★ / ★★★★
Clearly the weakest of the first three films, “The Expendables 3,” directed by Patrick Hughes, is not only plagued by a wasteland of crippling boredom after the first and final action sequences—each, by the way, is composed of only about fifteen minutes of good material—but it also suffers an identity crisis so severe that audiences coming into it expecting one thing will be gravely disappointed because they are handed another.
Barney Ross (Sylvester Stallone) leads a mission in Somalia which goes horribly awry when he and his men (Jason Statham, Wesley Snipes, Dolph Lundgren, Randy Couture, Terry Crews) discover that a war criminal believed to be dead is very much alive. Stonebanks (Mel Gibson—who gives a performance worthy of the series), an arms dealer, critically injures one of the Expendables which leads Ross to disassemble his current team of muscles in favor of new blood—a younger group with the potential to be as good, if not better, than his former crew.
The premise itself is a serious miscalculation. I suppose that part of the idea is the passing of the torch which implies that the younger characters recruited by Ross are to be played by action stars of the future. Kellan Lutz is the most high-profile name of the young bunch but even then I do not consider him to have the potential to become a bona fide action star—and I suspect others are likely to feel the same.
Though he and his co-stars have the physicality, they command neither the charm nor the intensity of the following pool of actors that perhaps should have been cast instead: Channing Tatum, Jeremy Renner, Iko Uwais, Gina Carano, Michael B. Jordan, Tom Hardy. Given that the casting directors are able to employ big names into the franchise, to expect the hiring of the aforementioned names is not at all unjustified.
What makes the series so enjoyable is the old-fashioned style of action. It is all about the big menacing guns, the deafening explosions so closely and so expertly shot that we feel the heat approaching our seats, the bone-crunching mano-a-mano, and the cheesy one-liners as chaos unfolds all around. Instead, we endure scenes and tech talk involving security grids, surveillance videos, CCTV systems—elements that belong to another picture completely. As a result, the work is reduced to a forgettable, standard modern action movie.

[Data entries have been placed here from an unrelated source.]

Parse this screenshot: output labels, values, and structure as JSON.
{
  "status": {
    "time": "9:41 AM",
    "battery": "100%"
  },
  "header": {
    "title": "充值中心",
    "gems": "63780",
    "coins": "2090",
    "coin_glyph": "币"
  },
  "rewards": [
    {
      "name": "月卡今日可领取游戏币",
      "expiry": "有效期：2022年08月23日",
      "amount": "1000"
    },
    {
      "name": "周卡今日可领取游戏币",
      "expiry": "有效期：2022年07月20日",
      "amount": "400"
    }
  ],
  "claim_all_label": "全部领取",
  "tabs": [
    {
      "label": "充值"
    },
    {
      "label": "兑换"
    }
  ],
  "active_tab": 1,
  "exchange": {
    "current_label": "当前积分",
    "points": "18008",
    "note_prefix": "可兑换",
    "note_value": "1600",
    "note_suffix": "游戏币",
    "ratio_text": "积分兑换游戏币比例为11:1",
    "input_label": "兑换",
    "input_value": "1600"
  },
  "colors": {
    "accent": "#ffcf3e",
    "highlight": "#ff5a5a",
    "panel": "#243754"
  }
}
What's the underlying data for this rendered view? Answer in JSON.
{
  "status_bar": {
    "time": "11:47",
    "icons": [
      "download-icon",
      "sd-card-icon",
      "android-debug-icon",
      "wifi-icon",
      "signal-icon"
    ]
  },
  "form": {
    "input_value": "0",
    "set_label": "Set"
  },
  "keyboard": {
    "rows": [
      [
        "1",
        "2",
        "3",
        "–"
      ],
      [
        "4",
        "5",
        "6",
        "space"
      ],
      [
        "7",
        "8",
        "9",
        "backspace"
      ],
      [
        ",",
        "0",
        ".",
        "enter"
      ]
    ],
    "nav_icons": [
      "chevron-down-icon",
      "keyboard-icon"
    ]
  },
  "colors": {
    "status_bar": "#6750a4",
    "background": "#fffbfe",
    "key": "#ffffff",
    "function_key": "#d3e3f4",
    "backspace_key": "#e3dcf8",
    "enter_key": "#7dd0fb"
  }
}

The script has never been the series’ strongest asset but it is most unbearable here. Speeches concerning the leader not allowing his team to go down with him is laughable. By the end of the epic talk, the implication is this: younger lives are more expendable than older lives. Clearly, Ross is convinced that any mission involving the capture of one of the deadliest men he knows is suicide.
So, pragmatically, shouldn’t he be striving to keep his current team because they have experience together, that they share awareness down to one another’s rhythms? Thus, employing a new team, aside from being nonsensical, comes across as nothing but a convenient and lazy device to allow the minutes to trickle away. What I detest most are movies whose filmmakers are fully aware that they are wasting everybody’s time and it is so apparent that it should be criminal.